• _What you will do_:
Please restate each line of the material word for word and omit any pictures.
◆ ◆ ◆ ◆ ◆
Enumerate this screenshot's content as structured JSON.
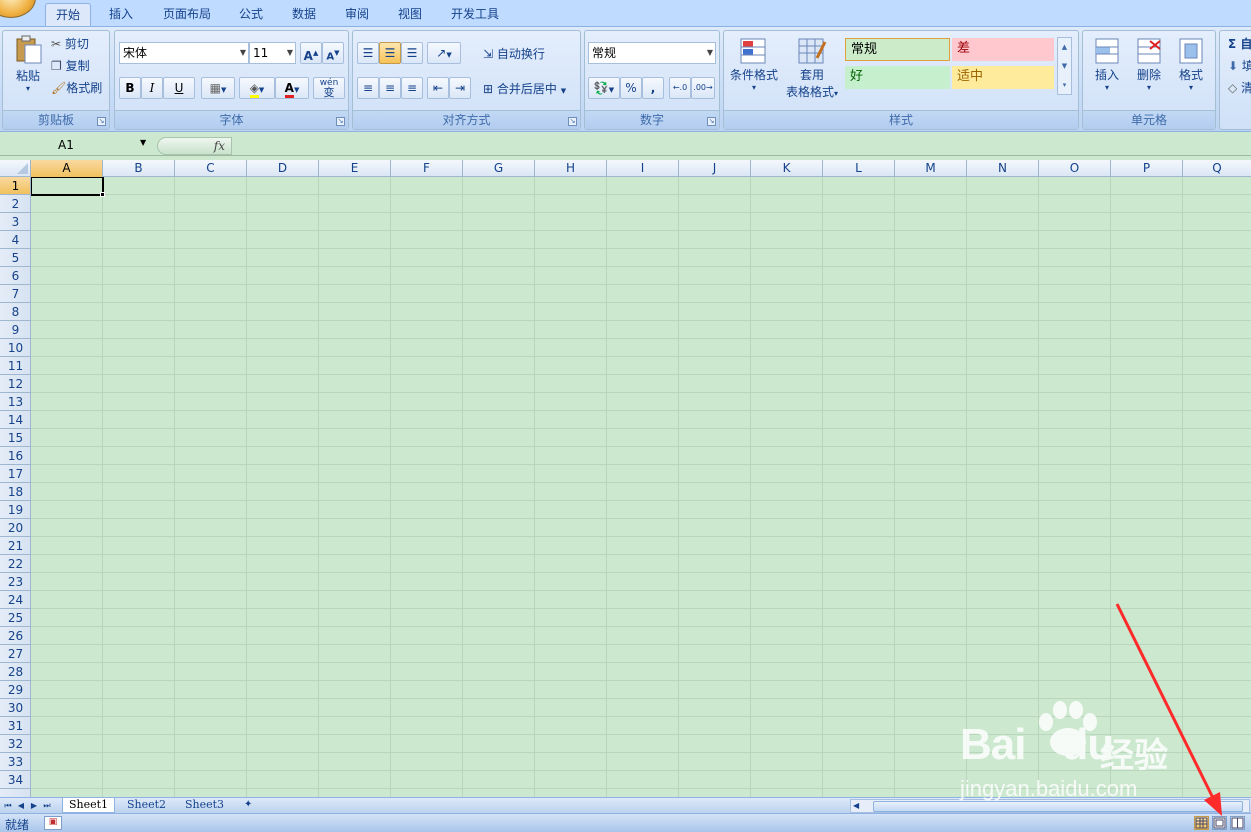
{
  "tabs": [
    {
      "label": "开始",
      "active": true
    },
    {
      "label": "插入"
    },
    {
      "label": "页面布局"
    },
    {
      "label": "公式"
    },
    {
      "label": "数据"
    },
    {
      "label": "审阅"
    },
    {
      "label": "视图"
    },
    {
      "label": "开发工具"
    }
  ],
  "clipboard": {
    "paste": "粘贴",
    "cut": "剪切",
    "copy": "复制",
    "format_painter": "格式刷",
    "group": "剪贴板"
  },
  "font": {
    "name": "宋体",
    "size": "11",
    "bold": "B",
    "italic": "I",
    "underline": "U",
    "wen": "wén",
    "wen2": "变",
    "group": "字体"
  },
  "alignment": {
    "wrap": "自动换行",
    "merge": "合并后居中",
    "group": "对齐方式"
  },
  "number": {
    "format": "常规",
    "percent": "%",
    "comma": ",",
    "group": "数字"
  },
  "styles": {
    "conditional": "条件格式",
    "table_fmt_1": "套用",
    "table_fmt_2": "表格格式",
    "normal": "常规",
    "bad": "差",
    "good": "好",
    "neutral": "适中",
    "group": "样式"
  },
  "cells": {
    "insert": "插入",
    "delete": "删除",
    "format": "格式",
    "group": "单元格"
  },
  "editing": {
    "sigma": "Σ",
    "e1": "自",
    "e2": "填",
    "e3": "清"
  },
  "formula_bar": {
    "name_box": "A1",
    "fx": "fx",
    "value": ""
  },
  "columns": [
    "A",
    "B",
    "C",
    "D",
    "E",
    "F",
    "G",
    "H",
    "I",
    "J",
    "K",
    "L",
    "M",
    "N",
    "O",
    "P",
    "Q"
  ],
  "rows": [
    "1",
    "2",
    "3",
    "4",
    "5",
    "6",
    "7",
    "8",
    "9",
    "10",
    "11",
    "12",
    "13",
    "14",
    "15",
    "16",
    "17",
    "18",
    "19",
    "20",
    "21",
    "22",
    "23",
    "24",
    "25",
    "26",
    "27",
    "28",
    "29",
    "30",
    "31",
    "32",
    "33",
    "34"
  ],
  "active_cell": "A1",
  "sheets": [
    "Sheet1",
    "Sheet2",
    "Sheet3"
  ],
  "status": "就绪",
  "watermark": {
    "brand": "Bai",
    "brand2": "du",
    "cn": "经验",
    "url": "jingyan.baidu.com"
  },
  "colors": {
    "workspace": "#cce8cf",
    "ribbon": "#c6dbf6",
    "accent": "#15428b",
    "annotation": "#ff2a2a"
  }
}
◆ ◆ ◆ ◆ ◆
• _Result of the task_:
Enumerate this screenshot's content as structured JSON.
{
  "tabs": [
    {
      "label": "开始",
      "active": true
    },
    {
      "label": "插入"
    },
    {
      "label": "页面布局"
    },
    {
      "label": "公式"
    },
    {
      "label": "数据"
    },
    {
      "label": "审阅"
    },
    {
      "label": "视图"
    },
    {
      "label": "开发工具"
    }
  ],
  "clipboard": {
    "paste": "粘贴",
    "cut": "剪切",
    "copy": "复制",
    "format_painter": "格式刷",
    "group": "剪贴板"
  },
  "font": {
    "name": "宋体",
    "size": "11",
    "bold": "B",
    "italic": "I",
    "underline": "U",
    "wen": "wén",
    "wen2": "变",
    "group": "字体"
  },
  "alignment": {
    "wrap": "自动换行",
    "merge": "合并后居中",
    "group": "对齐方式"
  },
  "number": {
    "format": "常规",
    "percent": "%",
    "comma": ",",
    "group": "数字"
  },
  "styles": {
    "conditional": "条件格式",
    "table_fmt_1": "套用",
    "table_fmt_2": "表格格式",
    "normal": "常规",
    "bad": "差",
    "good": "好",
    "neutral": "适中",
    "group": "样式"
  },
  "cells": {
    "insert": "插入",
    "delete": "删除",
    "format": "格式",
    "group": "单元格"
  },
  "editing": {
    "sigma": "Σ",
    "e1": "自",
    "e2": "填",
    "e3": "清"
  },
  "formula_bar": {
    "name_box": "A1",
    "fx": "fx",
    "value": ""
  },
  "columns": [
    "A",
    "B",
    "C",
    "D",
    "E",
    "F",
    "G",
    "H",
    "I",
    "J",
    "K",
    "L",
    "M",
    "N",
    "O",
    "P",
    "Q"
  ],
  "rows": [
    "1",
    "2",
    "3",
    "4",
    "5",
    "6",
    "7",
    "8",
    "9",
    "10",
    "11",
    "12",
    "13",
    "14",
    "15",
    "16",
    "17",
    "18",
    "19",
    "20",
    "21",
    "22",
    "23",
    "24",
    "25",
    "26",
    "27",
    "28",
    "29",
    "30",
    "31",
    "32",
    "33",
    "34"
  ],
  "active_cell": "A1",
  "sheets": [
    "Sheet1",
    "Sheet2",
    "Sheet3"
  ],
  "status": "就绪",
  "watermark": {
    "brand": "Bai",
    "brand2": "du",
    "cn": "经验",
    "url": "jingyan.baidu.com"
  },
  "colors": {
    "workspace": "#cce8cf",
    "ribbon": "#c6dbf6",
    "accent": "#15428b",
    "annotation": "#ff2a2a"
  }
}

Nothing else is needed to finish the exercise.